Our recent projects have focused in these three areas, to bring lift to our various National Programs companies:
1. Product development and launch. Most of the work that we do is in product development: An evaluation of what the policy administration system needs to do plus maintenance of rates, rules and forms. We also work to create Power BI capabilities: We ensure that companies coming to us have a complete set of data to be analyzed. Sometimes we must reconstruct some data cues in order for power BI to work.
2. Product maintenance. We support and maintain products that are already live. This involves handling updates such as rate changes or enhancements to keep the product fresh. Often one or more people are required to review and maintain the systems on an ongoing basis, through the life of the product.
3. Product integration / API integrations. When a company wants to integrate with CoverHound or any outside aggregator, we build out the customer profile and all that the line of business needs to get that specific rate, most likely an automated quote-to-bind.
Our team has a depth of industry knowledge that
allows us to speak with carriers in an effective way
that smaller business can’t.
Much of what we do involves leveraging our relationship with carriers, because there’s a depth of industry knowledge within our teams that allows us to speak with the carrier in an effective way that the business can’t. We know our carriers, how to work with them and at times how to streamline the process. Our business systems analysts integrate across all functions with carriers.

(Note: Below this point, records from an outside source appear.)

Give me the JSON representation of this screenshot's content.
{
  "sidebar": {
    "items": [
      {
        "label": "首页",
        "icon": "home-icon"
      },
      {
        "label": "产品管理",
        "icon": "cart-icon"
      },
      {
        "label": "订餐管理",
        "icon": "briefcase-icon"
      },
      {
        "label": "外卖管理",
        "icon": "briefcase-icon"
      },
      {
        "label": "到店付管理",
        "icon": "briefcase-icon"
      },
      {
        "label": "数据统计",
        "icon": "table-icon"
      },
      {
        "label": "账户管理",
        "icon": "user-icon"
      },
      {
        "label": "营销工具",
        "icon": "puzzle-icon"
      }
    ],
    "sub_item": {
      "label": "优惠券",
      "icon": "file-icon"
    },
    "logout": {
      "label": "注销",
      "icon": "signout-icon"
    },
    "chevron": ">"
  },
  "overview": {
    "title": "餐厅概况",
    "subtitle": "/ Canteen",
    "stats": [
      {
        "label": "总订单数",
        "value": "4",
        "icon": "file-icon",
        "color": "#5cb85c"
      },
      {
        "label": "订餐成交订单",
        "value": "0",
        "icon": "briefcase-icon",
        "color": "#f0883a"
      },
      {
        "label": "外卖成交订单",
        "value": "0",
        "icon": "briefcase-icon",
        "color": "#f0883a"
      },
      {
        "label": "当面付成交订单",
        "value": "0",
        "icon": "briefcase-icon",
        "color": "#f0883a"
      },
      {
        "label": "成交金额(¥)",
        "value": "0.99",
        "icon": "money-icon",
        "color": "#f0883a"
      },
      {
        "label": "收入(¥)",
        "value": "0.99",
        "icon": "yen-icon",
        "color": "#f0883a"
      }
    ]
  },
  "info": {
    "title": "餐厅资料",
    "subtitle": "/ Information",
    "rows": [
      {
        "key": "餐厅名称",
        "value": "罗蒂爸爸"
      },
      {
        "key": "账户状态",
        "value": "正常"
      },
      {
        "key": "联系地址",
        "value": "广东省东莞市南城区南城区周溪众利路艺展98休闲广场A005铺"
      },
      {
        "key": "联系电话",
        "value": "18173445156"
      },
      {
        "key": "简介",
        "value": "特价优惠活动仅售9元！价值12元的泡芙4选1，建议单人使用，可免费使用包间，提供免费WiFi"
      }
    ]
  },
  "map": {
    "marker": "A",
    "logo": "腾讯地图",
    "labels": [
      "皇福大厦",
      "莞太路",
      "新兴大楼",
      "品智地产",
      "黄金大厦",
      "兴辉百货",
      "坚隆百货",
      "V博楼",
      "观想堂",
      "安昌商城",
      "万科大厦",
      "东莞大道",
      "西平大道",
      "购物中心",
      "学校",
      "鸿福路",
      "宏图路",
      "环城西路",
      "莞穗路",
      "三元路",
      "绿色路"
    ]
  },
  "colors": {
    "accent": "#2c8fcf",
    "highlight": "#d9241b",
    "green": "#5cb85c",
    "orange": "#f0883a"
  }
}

Give us a brief rundown of your more recent projects.
In the last year or so, we’ve worked with Protector Plans; we’re currently working with Wright Flood on their requirements analysis. We built out the systems for the new Accelerate dealership program, Wright Specialty’s municipalities and education programs and Arrowhead’s Core Commercial and Automotive Aftermarket programs.
We also helped finalize the complete 50-state setup on Arrowhead Exchange and its policy administration system. In fact, industry standard for this type of job is a five-year project. We did in 18 months.
Industry standard for this type of job
is a five-year project. We did in 18 months.
Our business systems analysts have had a hand in every new product/ program that’s gone live. These new product launches and/or support include
- E&S program
- Arrowhead Tribal
- Wright Specialty
- Arrowhead Workers’ Compensation
- Core Commercial
- Arrowhead Automotive Aftermarket
- Accelerate dealer program
- Wright Public Entity
- Protector Plans
We impact many National Programs’ companies. Often it’s the lack of problems that these companies experience that shows our success. The fact that their businesses are humming along is a testament to our success. It means the systems that were built and supported by my team are working.
Tell us about your team.
My team consists of 27 business analysts, some who are working through new projects and others who support various programs.
We’re using templates whenever possible. But when you have systems that are not proprietary and need constant maintenance support and evaluation to stay in business, such as for floating rate changes, our evaluation and maintenance is ongoing.
The templates that we’ve developed to help us streamline these processes have become a playbook of sorts, built on our history of successes. Our playbook is always evolving and always in motion. One template won’t fit every company, so it’s a constant refinement.
Because we work behind the scenes, our successes are the successes of others through our support and maintenance. Our team shines because of their diligent work on our products, asking important questions and building sustainable requirements day in and day out.